++++ ENTRIES SHOWN
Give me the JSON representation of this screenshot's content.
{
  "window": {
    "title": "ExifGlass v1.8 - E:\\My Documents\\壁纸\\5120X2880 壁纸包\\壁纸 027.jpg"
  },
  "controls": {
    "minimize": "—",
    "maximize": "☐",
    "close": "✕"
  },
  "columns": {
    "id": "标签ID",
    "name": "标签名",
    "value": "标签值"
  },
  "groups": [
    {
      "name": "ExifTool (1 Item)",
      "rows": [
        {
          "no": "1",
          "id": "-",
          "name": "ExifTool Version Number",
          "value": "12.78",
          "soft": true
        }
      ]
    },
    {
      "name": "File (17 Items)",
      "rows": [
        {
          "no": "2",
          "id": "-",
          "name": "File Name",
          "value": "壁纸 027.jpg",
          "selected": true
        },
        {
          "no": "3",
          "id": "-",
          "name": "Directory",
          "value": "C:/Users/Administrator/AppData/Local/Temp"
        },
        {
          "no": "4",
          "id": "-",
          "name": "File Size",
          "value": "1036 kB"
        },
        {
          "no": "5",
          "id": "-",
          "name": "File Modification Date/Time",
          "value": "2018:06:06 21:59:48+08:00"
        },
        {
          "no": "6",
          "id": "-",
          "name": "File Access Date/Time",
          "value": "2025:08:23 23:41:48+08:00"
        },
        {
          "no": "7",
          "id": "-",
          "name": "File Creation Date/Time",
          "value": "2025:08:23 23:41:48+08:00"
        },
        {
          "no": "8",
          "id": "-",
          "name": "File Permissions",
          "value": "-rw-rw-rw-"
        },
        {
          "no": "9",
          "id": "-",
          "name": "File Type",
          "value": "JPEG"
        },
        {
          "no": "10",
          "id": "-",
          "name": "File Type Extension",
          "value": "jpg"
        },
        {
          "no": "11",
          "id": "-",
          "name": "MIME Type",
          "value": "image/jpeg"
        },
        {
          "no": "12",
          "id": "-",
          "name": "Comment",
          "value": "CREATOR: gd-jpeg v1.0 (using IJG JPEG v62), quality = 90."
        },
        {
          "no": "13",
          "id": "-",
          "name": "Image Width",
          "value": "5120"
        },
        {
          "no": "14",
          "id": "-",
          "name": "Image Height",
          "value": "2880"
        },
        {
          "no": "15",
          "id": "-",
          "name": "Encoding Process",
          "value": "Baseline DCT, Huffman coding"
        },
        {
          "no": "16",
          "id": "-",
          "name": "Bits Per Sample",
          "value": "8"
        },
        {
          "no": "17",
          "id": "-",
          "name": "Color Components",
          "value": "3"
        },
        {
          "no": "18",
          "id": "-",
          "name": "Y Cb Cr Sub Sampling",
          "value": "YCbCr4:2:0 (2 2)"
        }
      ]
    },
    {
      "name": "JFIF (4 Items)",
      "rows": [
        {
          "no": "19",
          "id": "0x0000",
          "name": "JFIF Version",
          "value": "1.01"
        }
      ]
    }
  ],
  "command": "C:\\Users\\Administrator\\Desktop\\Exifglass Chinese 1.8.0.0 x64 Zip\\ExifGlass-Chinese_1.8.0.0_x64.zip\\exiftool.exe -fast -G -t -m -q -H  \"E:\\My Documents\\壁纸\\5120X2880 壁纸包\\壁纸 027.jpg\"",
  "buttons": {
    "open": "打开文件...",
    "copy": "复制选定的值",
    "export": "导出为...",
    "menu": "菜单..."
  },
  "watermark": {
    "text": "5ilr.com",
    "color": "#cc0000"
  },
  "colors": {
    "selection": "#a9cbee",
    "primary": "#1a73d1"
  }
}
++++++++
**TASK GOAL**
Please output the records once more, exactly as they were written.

**OUTPUT OF THE TASK**
Give me the JSON representation of this screenshot's content.
{
  "window": {
    "title": "ExifGlass v1.8 - E:\\My Documents\\壁纸\\5120X2880 壁纸包\\壁纸 027.jpg"
  },
  "controls": {
    "minimize": "—",
    "maximize": "☐",
    "close": "✕"
  },
  "columns": {
    "id": "标签ID",
    "name": "标签名",
    "value": "标签值"
  },
  "groups": [
    {
      "name": "ExifTool (1 Item)",
      "rows": [
        {
          "no": "1",
          "id": "-",
          "name": "ExifTool Version Number",
          "value": "12.78",
          "soft": true
        }
      ]
    },
    {
      "name": "File (17 Items)",
      "rows": [
        {
          "no": "2",
          "id": "-",
          "name": "File Name",
          "value": "壁纸 027.jpg",
          "selected": true
        },
        {
          "no": "3",
          "id": "-",
          "name": "Directory",
          "value": "C:/Users/Administrator/AppData/Local/Temp"
        },
        {
          "no": "4",
          "id": "-",
          "name": "File Size",
          "value": "1036 kB"
        },
        {
          "no": "5",
          "id": "-",
          "name": "File Modification Date/Time",
          "value": "2018:06:06 21:59:48+08:00"
        },
        {
          "no": "6",
          "id": "-",
          "name": "File Access Date/Time",
          "value": "2025:08:23 23:41:48+08:00"
        },
        {
          "no": "7",
          "id": "-",
          "name": "File Creation Date/Time",
          "value": "2025:08:23 23:41:48+08:00"
        },
        {
          "no": "8",
          "id": "-",
          "name": "File Permissions",
          "value": "-rw-rw-rw-"
        },
        {
          "no": "9",
          "id": "-",
          "name": "File Type",
          "value": "JPEG"
        },
        {
          "no": "10",
          "id": "-",
          "name": "File Type Extension",
          "value": "jpg"
        },
        {
          "no": "11",
          "id": "-",
          "name": "MIME Type",
          "value": "image/jpeg"
        },
        {
          "no": "12",
          "id": "-",
          "name": "Comment",
          "value": "CREATOR: gd-jpeg v1.0 (using IJG JPEG v62), quality = 90."
        },
        {
          "no": "13",
          "id": "-",
          "name": "Image Width",
          "value": "5120"
        },
        {
          "no": "14",
          "id": "-",
          "name": "Image Height",
          "value": "2880"
        },
        {
          "no": "15",
          "id": "-",
          "name": "Encoding Process",
          "value": "Baseline DCT, Huffman coding"
        },
        {
          "no": "16",
          "id": "-",
          "name": "Bits Per Sample",
          "value": "8"
        },
        {
          "no": "17",
          "id": "-",
          "name": "Color Components",
          "value": "3"
        },
        {
          "no": "18",
          "id": "-",
          "name": "Y Cb Cr Sub Sampling",
          "value": "YCbCr4:2:0 (2 2)"
        }
      ]
    },
    {
      "name": "JFIF (4 Items)",
      "rows": [
        {
          "no": "19",
          "id": "0x0000",
          "name": "JFIF Version",
          "value": "1.01"
        }
      ]
    }
  ],
  "command": "C:\\Users\\Administrator\\Desktop\\Exifglass Chinese 1.8.0.0 x64 Zip\\ExifGlass-Chinese_1.8.0.0_x64.zip\\exiftool.exe -fast -G -t -m -q -H  \"E:\\My Documents\\壁纸\\5120X2880 壁纸包\\壁纸 027.jpg\"",
  "buttons": {
    "open": "打开文件...",
    "copy": "复制选定的值",
    "export": "导出为...",
    "menu": "菜单..."
  },
  "watermark": {
    "text": "5ilr.com",
    "color": "#cc0000"
  },
  "colors": {
    "selection": "#a9cbee",
    "primary": "#1a73d1"
  }
}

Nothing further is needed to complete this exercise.